DATA RECORDS:
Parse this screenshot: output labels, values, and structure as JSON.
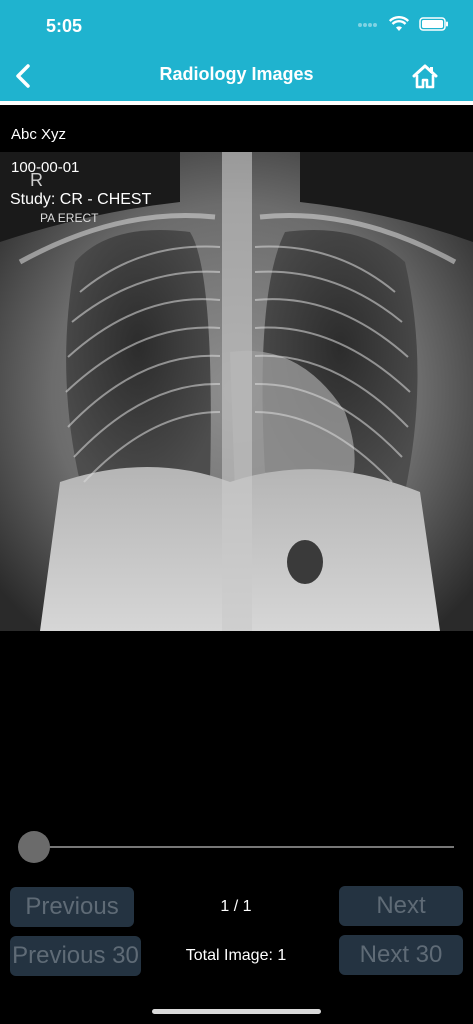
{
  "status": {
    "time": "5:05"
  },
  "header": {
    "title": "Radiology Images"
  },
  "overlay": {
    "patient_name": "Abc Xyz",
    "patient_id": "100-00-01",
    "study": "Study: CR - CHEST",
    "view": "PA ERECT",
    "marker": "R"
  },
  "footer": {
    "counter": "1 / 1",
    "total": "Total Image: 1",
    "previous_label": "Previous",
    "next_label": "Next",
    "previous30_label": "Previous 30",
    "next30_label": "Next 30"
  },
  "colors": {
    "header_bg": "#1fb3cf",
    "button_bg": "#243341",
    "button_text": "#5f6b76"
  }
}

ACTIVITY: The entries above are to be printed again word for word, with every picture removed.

EXERCISE OUTPUT:
Parse this screenshot: output labels, values, and structure as JSON.
{
  "status": {
    "time": "5:05"
  },
  "header": {
    "title": "Radiology Images"
  },
  "overlay": {
    "patient_name": "Abc Xyz",
    "patient_id": "100-00-01",
    "study": "Study: CR - CHEST",
    "view": "PA ERECT",
    "marker": "R"
  },
  "footer": {
    "counter": "1 / 1",
    "total": "Total Image: 1",
    "previous_label": "Previous",
    "next_label": "Next",
    "previous30_label": "Previous 30",
    "next30_label": "Next 30"
  },
  "colors": {
    "header_bg": "#1fb3cf",
    "button_bg": "#243341",
    "button_text": "#5f6b76"
  }
}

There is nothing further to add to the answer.